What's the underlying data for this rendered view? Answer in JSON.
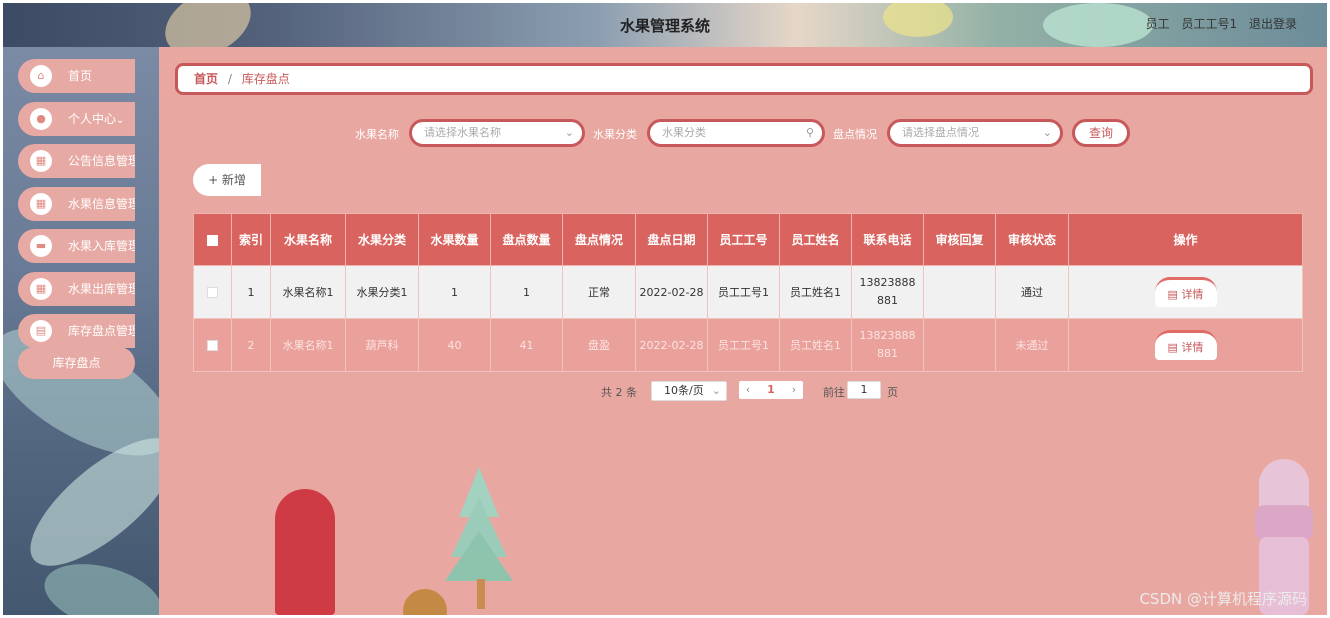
{
  "header": {
    "title": "水果管理系统",
    "role": "员工",
    "user": "员工工号1",
    "logout": "退出登录"
  },
  "sidebar": {
    "items": [
      {
        "label": "首页",
        "icon": "home-icon"
      },
      {
        "label": "个人中心",
        "icon": "user-icon",
        "caret": "⌄"
      },
      {
        "label": "公告信息管理",
        "icon": "grid-icon"
      },
      {
        "label": "水果信息管理",
        "icon": "grid-icon"
      },
      {
        "label": "水果入库管理",
        "icon": "monitor-icon"
      },
      {
        "label": "水果出库管理",
        "icon": "grid-icon"
      },
      {
        "label": "库存盘点管理",
        "icon": "document-icon"
      }
    ],
    "subitem": "库存盘点"
  },
  "breadcrumb": {
    "home": "首页",
    "separator": "/",
    "current": "库存盘点"
  },
  "filters": {
    "name_label": "水果名称",
    "name_placeholder": "请选择水果名称",
    "category_label": "水果分类",
    "category_placeholder": "水果分类",
    "status_label": "盘点情况",
    "status_placeholder": "请选择盘点情况",
    "query_button": "查询"
  },
  "toolbar": {
    "add_button": "+ 新增"
  },
  "table": {
    "headers": [
      "索引",
      "水果名称",
      "水果分类",
      "水果数量",
      "盘点数量",
      "盘点情况",
      "盘点日期",
      "员工工号",
      "员工姓名",
      "联系电话",
      "审核回复",
      "审核状态",
      "操作"
    ],
    "rows": [
      {
        "index": "1",
        "name": "水果名称1",
        "category": "水果分类1",
        "quantity": "1",
        "count": "1",
        "status": "正常",
        "date": "2022-02-28",
        "emp_id": "员工工号1",
        "emp_name": "员工姓名1",
        "phone": "13823888881",
        "reply": "",
        "review": "通过",
        "action": "详情"
      },
      {
        "index": "2",
        "name": "水果名称1",
        "category": "葫芦科",
        "quantity": "40",
        "count": "41",
        "status": "盘盈",
        "date": "2022-02-28",
        "emp_id": "员工工号1",
        "emp_name": "员工姓名1",
        "phone": "13823888881",
        "reply": "",
        "review": "未通过",
        "action": "详情"
      }
    ]
  },
  "pagination": {
    "total": "共 2 条",
    "page_size": "10条/页",
    "current": "1",
    "goto_label": "前往",
    "goto_value": "1",
    "page_suffix": "页"
  },
  "watermark": "CSDN @计算机程序源码",
  "colors": {
    "accent": "#d9645f",
    "background": "#e9a7a1",
    "border": "#c7595a"
  }
}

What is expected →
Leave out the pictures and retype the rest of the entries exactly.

Answer space →
What's the underlying data for this rendered view? Answer in JSON.
{
  "header": {
    "title": "水果管理系统",
    "role": "员工",
    "user": "员工工号1",
    "logout": "退出登录"
  },
  "sidebar": {
    "items": [
      {
        "label": "首页",
        "icon": "home-icon"
      },
      {
        "label": "个人中心",
        "icon": "user-icon",
        "caret": "⌄"
      },
      {
        "label": "公告信息管理",
        "icon": "grid-icon"
      },
      {
        "label": "水果信息管理",
        "icon": "grid-icon"
      },
      {
        "label": "水果入库管理",
        "icon": "monitor-icon"
      },
      {
        "label": "水果出库管理",
        "icon": "grid-icon"
      },
      {
        "label": "库存盘点管理",
        "icon": "document-icon"
      }
    ],
    "subitem": "库存盘点"
  },
  "breadcrumb": {
    "home": "首页",
    "separator": "/",
    "current": "库存盘点"
  },
  "filters": {
    "name_label": "水果名称",
    "name_placeholder": "请选择水果名称",
    "category_label": "水果分类",
    "category_placeholder": "水果分类",
    "status_label": "盘点情况",
    "status_placeholder": "请选择盘点情况",
    "query_button": "查询"
  },
  "toolbar": {
    "add_button": "+ 新增"
  },
  "table": {
    "headers": [
      "索引",
      "水果名称",
      "水果分类",
      "水果数量",
      "盘点数量",
      "盘点情况",
      "盘点日期",
      "员工工号",
      "员工姓名",
      "联系电话",
      "审核回复",
      "审核状态",
      "操作"
    ],
    "rows": [
      {
        "index": "1",
        "name": "水果名称1",
        "category": "水果分类1",
        "quantity": "1",
        "count": "1",
        "status": "正常",
        "date": "2022-02-28",
        "emp_id": "员工工号1",
        "emp_name": "员工姓名1",
        "phone": "13823888881",
        "reply": "",
        "review": "通过",
        "action": "详情"
      },
      {
        "index": "2",
        "name": "水果名称1",
        "category": "葫芦科",
        "quantity": "40",
        "count": "41",
        "status": "盘盈",
        "date": "2022-02-28",
        "emp_id": "员工工号1",
        "emp_name": "员工姓名1",
        "phone": "13823888881",
        "reply": "",
        "review": "未通过",
        "action": "详情"
      }
    ]
  },
  "pagination": {
    "total": "共 2 条",
    "page_size": "10条/页",
    "current": "1",
    "goto_label": "前往",
    "goto_value": "1",
    "page_suffix": "页"
  },
  "watermark": "CSDN @计算机程序源码",
  "colors": {
    "accent": "#d9645f",
    "background": "#e9a7a1",
    "border": "#c7595a"
  }
}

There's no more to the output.